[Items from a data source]
==============================

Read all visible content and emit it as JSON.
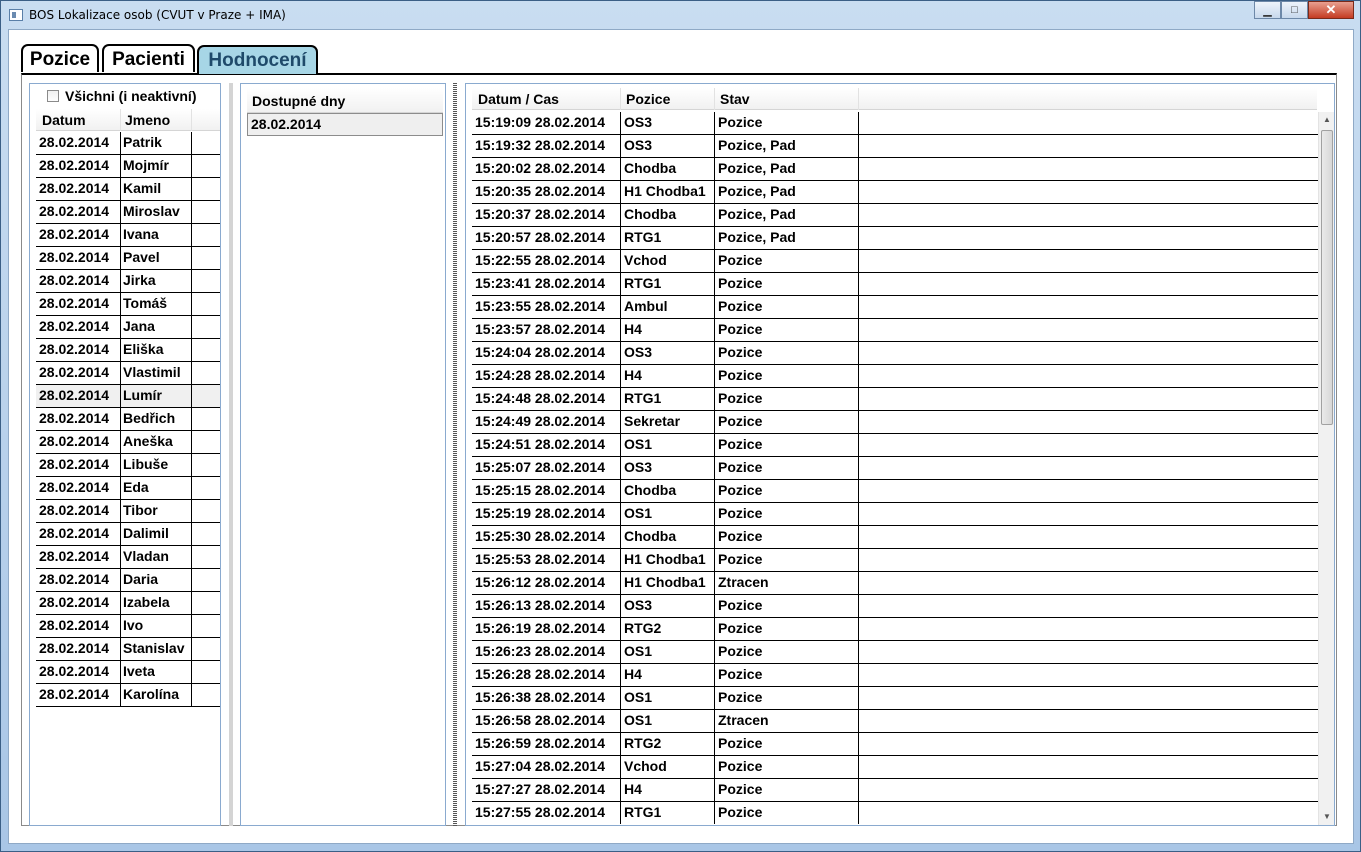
{
  "window": {
    "title": "BOS Lokalizace osob (CVUT v Praze + IMA)"
  },
  "tabs": [
    {
      "label": "Pozice"
    },
    {
      "label": "Pacienti"
    },
    {
      "label": "Hodnocení"
    }
  ],
  "left_panel": {
    "checkbox_label": "Všichni (i neaktivní)",
    "checkbox_checked": false,
    "columns": [
      "Datum",
      "Jmeno"
    ],
    "rows": [
      [
        "28.02.2014",
        "Patrik"
      ],
      [
        "28.02.2014",
        "Mojmír"
      ],
      [
        "28.02.2014",
        "Kamil"
      ],
      [
        "28.02.2014",
        "Miroslav"
      ],
      [
        "28.02.2014",
        "Ivana"
      ],
      [
        "28.02.2014",
        "Pavel"
      ],
      [
        "28.02.2014",
        "Jirka"
      ],
      [
        "28.02.2014",
        "Tomáš"
      ],
      [
        "28.02.2014",
        "Jana"
      ],
      [
        "28.02.2014",
        "Eliška"
      ],
      [
        "28.02.2014",
        "Vlastimil"
      ],
      [
        "28.02.2014",
        "Lumír"
      ],
      [
        "28.02.2014",
        "Bedřich"
      ],
      [
        "28.02.2014",
        "Aneška"
      ],
      [
        "28.02.2014",
        "Libuše"
      ],
      [
        "28.02.2014",
        "Eda"
      ],
      [
        "28.02.2014",
        "Tibor"
      ],
      [
        "28.02.2014",
        "Dalimil"
      ],
      [
        "28.02.2014",
        "Vladan"
      ],
      [
        "28.02.2014",
        "Daria"
      ],
      [
        "28.02.2014",
        "Izabela"
      ],
      [
        "28.02.2014",
        "Ivo"
      ],
      [
        "28.02.2014",
        "Stanislav"
      ],
      [
        "28.02.2014",
        "Iveta"
      ],
      [
        "28.02.2014",
        "Karolína"
      ]
    ],
    "highlighted_row": 11
  },
  "middle_panel": {
    "header": "Dostupné dny",
    "rows": [
      "28.02.2014"
    ]
  },
  "right_panel": {
    "columns": [
      "Datum / Cas",
      "Pozice",
      "Stav"
    ],
    "rows": [
      [
        "15:19:09 28.02.2014",
        "OS3",
        "Pozice"
      ],
      [
        "15:19:32 28.02.2014",
        "OS3",
        "Pozice, Pad"
      ],
      [
        "15:20:02 28.02.2014",
        "Chodba",
        "Pozice, Pad"
      ],
      [
        "15:20:35 28.02.2014",
        "H1 Chodba1",
        "Pozice, Pad"
      ],
      [
        "15:20:37 28.02.2014",
        "Chodba",
        "Pozice, Pad"
      ],
      [
        "15:20:57 28.02.2014",
        "RTG1",
        "Pozice, Pad"
      ],
      [
        "15:22:55 28.02.2014",
        "Vchod",
        "Pozice"
      ],
      [
        "15:23:41 28.02.2014",
        "RTG1",
        "Pozice"
      ],
      [
        "15:23:55 28.02.2014",
        "Ambul",
        "Pozice"
      ],
      [
        "15:23:57 28.02.2014",
        "H4",
        "Pozice"
      ],
      [
        "15:24:04 28.02.2014",
        "OS3",
        "Pozice"
      ],
      [
        "15:24:28 28.02.2014",
        "H4",
        "Pozice"
      ],
      [
        "15:24:48 28.02.2014",
        "RTG1",
        "Pozice"
      ],
      [
        "15:24:49 28.02.2014",
        "Sekretar",
        "Pozice"
      ],
      [
        "15:24:51 28.02.2014",
        "OS1",
        "Pozice"
      ],
      [
        "15:25:07 28.02.2014",
        "OS3",
        "Pozice"
      ],
      [
        "15:25:15 28.02.2014",
        "Chodba",
        "Pozice"
      ],
      [
        "15:25:19 28.02.2014",
        "OS1",
        "Pozice"
      ],
      [
        "15:25:30 28.02.2014",
        "Chodba",
        "Pozice"
      ],
      [
        "15:25:53 28.02.2014",
        "H1 Chodba1",
        "Pozice"
      ],
      [
        "15:26:12 28.02.2014",
        "H1 Chodba1",
        "Ztracen"
      ],
      [
        "15:26:13 28.02.2014",
        "OS3",
        "Pozice"
      ],
      [
        "15:26:19 28.02.2014",
        "RTG2",
        "Pozice"
      ],
      [
        "15:26:23 28.02.2014",
        "OS1",
        "Pozice"
      ],
      [
        "15:26:28 28.02.2014",
        "H4",
        "Pozice"
      ],
      [
        "15:26:38 28.02.2014",
        "OS1",
        "Pozice"
      ],
      [
        "15:26:58 28.02.2014",
        "OS1",
        "Ztracen"
      ],
      [
        "15:26:59 28.02.2014",
        "RTG2",
        "Pozice"
      ],
      [
        "15:27:04 28.02.2014",
        "Vchod",
        "Pozice"
      ],
      [
        "15:27:27 28.02.2014",
        "H4",
        "Pozice"
      ],
      [
        "15:27:55 28.02.2014",
        "RTG1",
        "Pozice"
      ]
    ]
  },
  "colors": {
    "active_tab": "#a7d6e6",
    "window_frame": "#a9c6e6"
  }
}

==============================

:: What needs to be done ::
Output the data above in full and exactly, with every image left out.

:: Response below ::
Read all visible content and emit it as JSON.
{
  "window": {
    "title": "BOS Lokalizace osob (CVUT v Praze + IMA)"
  },
  "tabs": [
    {
      "label": "Pozice"
    },
    {
      "label": "Pacienti"
    },
    {
      "label": "Hodnocení"
    }
  ],
  "left_panel": {
    "checkbox_label": "Všichni (i neaktivní)",
    "checkbox_checked": false,
    "columns": [
      "Datum",
      "Jmeno"
    ],
    "rows": [
      [
        "28.02.2014",
        "Patrik"
      ],
      [
        "28.02.2014",
        "Mojmír"
      ],
      [
        "28.02.2014",
        "Kamil"
      ],
      [
        "28.02.2014",
        "Miroslav"
      ],
      [
        "28.02.2014",
        "Ivana"
      ],
      [
        "28.02.2014",
        "Pavel"
      ],
      [
        "28.02.2014",
        "Jirka"
      ],
      [
        "28.02.2014",
        "Tomáš"
      ],
      [
        "28.02.2014",
        "Jana"
      ],
      [
        "28.02.2014",
        "Eliška"
      ],
      [
        "28.02.2014",
        "Vlastimil"
      ],
      [
        "28.02.2014",
        "Lumír"
      ],
      [
        "28.02.2014",
        "Bedřich"
      ],
      [
        "28.02.2014",
        "Aneška"
      ],
      [
        "28.02.2014",
        "Libuše"
      ],
      [
        "28.02.2014",
        "Eda"
      ],
      [
        "28.02.2014",
        "Tibor"
      ],
      [
        "28.02.2014",
        "Dalimil"
      ],
      [
        "28.02.2014",
        "Vladan"
      ],
      [
        "28.02.2014",
        "Daria"
      ],
      [
        "28.02.2014",
        "Izabela"
      ],
      [
        "28.02.2014",
        "Ivo"
      ],
      [
        "28.02.2014",
        "Stanislav"
      ],
      [
        "28.02.2014",
        "Iveta"
      ],
      [
        "28.02.2014",
        "Karolína"
      ]
    ],
    "highlighted_row": 11
  },
  "middle_panel": {
    "header": "Dostupné dny",
    "rows": [
      "28.02.2014"
    ]
  },
  "right_panel": {
    "columns": [
      "Datum / Cas",
      "Pozice",
      "Stav"
    ],
    "rows": [
      [
        "15:19:09 28.02.2014",
        "OS3",
        "Pozice"
      ],
      [
        "15:19:32 28.02.2014",
        "OS3",
        "Pozice, Pad"
      ],
      [
        "15:20:02 28.02.2014",
        "Chodba",
        "Pozice, Pad"
      ],
      [
        "15:20:35 28.02.2014",
        "H1 Chodba1",
        "Pozice, Pad"
      ],
      [
        "15:20:37 28.02.2014",
        "Chodba",
        "Pozice, Pad"
      ],
      [
        "15:20:57 28.02.2014",
        "RTG1",
        "Pozice, Pad"
      ],
      [
        "15:22:55 28.02.2014",
        "Vchod",
        "Pozice"
      ],
      [
        "15:23:41 28.02.2014",
        "RTG1",
        "Pozice"
      ],
      [
        "15:23:55 28.02.2014",
        "Ambul",
        "Pozice"
      ],
      [
        "15:23:57 28.02.2014",
        "H4",
        "Pozice"
      ],
      [
        "15:24:04 28.02.2014",
        "OS3",
        "Pozice"
      ],
      [
        "15:24:28 28.02.2014",
        "H4",
        "Pozice"
      ],
      [
        "15:24:48 28.02.2014",
        "RTG1",
        "Pozice"
      ],
      [
        "15:24:49 28.02.2014",
        "Sekretar",
        "Pozice"
      ],
      [
        "15:24:51 28.02.2014",
        "OS1",
        "Pozice"
      ],
      [
        "15:25:07 28.02.2014",
        "OS3",
        "Pozice"
      ],
      [
        "15:25:15 28.02.2014",
        "Chodba",
        "Pozice"
      ],
      [
        "15:25:19 28.02.2014",
        "OS1",
        "Pozice"
      ],
      [
        "15:25:30 28.02.2014",
        "Chodba",
        "Pozice"
      ],
      [
        "15:25:53 28.02.2014",
        "H1 Chodba1",
        "Pozice"
      ],
      [
        "15:26:12 28.02.2014",
        "H1 Chodba1",
        "Ztracen"
      ],
      [
        "15:26:13 28.02.2014",
        "OS3",
        "Pozice"
      ],
      [
        "15:26:19 28.02.2014",
        "RTG2",
        "Pozice"
      ],
      [
        "15:26:23 28.02.2014",
        "OS1",
        "Pozice"
      ],
      [
        "15:26:28 28.02.2014",
        "H4",
        "Pozice"
      ],
      [
        "15:26:38 28.02.2014",
        "OS1",
        "Pozice"
      ],
      [
        "15:26:58 28.02.2014",
        "OS1",
        "Ztracen"
      ],
      [
        "15:26:59 28.02.2014",
        "RTG2",
        "Pozice"
      ],
      [
        "15:27:04 28.02.2014",
        "Vchod",
        "Pozice"
      ],
      [
        "15:27:27 28.02.2014",
        "H4",
        "Pozice"
      ],
      [
        "15:27:55 28.02.2014",
        "RTG1",
        "Pozice"
      ]
    ]
  },
  "colors": {
    "active_tab": "#a7d6e6",
    "window_frame": "#a9c6e6"
  }
}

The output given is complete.